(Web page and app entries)
BEGIN

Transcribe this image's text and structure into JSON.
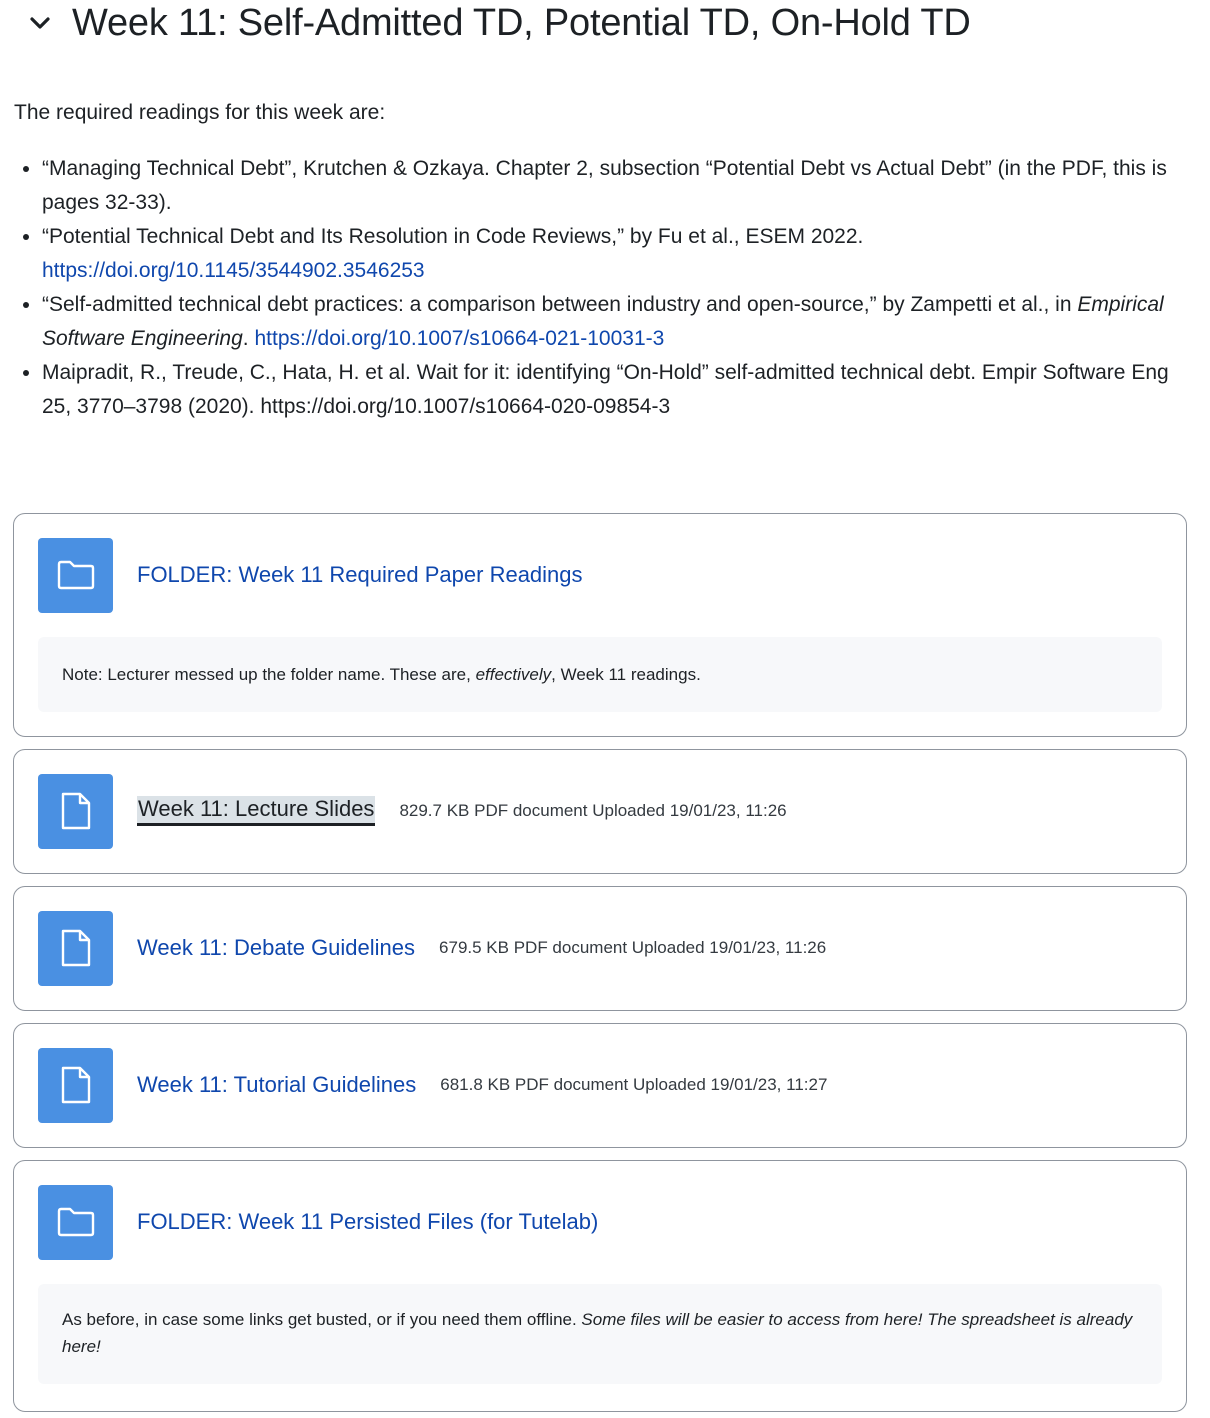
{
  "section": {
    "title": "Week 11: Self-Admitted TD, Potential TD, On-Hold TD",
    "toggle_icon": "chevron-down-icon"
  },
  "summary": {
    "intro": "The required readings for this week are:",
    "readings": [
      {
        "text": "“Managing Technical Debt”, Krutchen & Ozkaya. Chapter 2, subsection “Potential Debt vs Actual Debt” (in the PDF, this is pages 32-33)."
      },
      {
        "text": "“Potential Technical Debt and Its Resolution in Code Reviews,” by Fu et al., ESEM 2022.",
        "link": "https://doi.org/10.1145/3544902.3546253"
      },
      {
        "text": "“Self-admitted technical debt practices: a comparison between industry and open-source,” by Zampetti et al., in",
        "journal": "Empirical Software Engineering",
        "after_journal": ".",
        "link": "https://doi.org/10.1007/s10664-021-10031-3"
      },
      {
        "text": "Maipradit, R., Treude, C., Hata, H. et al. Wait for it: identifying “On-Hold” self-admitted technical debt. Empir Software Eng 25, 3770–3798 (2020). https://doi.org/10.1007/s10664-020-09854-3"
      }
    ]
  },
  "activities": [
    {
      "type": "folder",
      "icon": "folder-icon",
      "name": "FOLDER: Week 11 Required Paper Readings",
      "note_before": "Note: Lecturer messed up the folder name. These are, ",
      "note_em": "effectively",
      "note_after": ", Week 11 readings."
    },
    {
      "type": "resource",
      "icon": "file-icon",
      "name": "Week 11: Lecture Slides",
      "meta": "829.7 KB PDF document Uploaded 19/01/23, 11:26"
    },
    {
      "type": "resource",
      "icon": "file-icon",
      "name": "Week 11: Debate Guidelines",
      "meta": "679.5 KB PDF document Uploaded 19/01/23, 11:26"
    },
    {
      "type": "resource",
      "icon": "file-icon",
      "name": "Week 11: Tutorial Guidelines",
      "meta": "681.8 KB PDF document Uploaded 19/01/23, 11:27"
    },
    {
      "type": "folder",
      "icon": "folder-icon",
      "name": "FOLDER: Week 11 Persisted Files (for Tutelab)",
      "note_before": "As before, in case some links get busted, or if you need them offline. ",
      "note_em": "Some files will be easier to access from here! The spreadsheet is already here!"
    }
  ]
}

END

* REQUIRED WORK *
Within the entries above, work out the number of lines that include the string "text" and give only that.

* WRITTEN REPLY *
5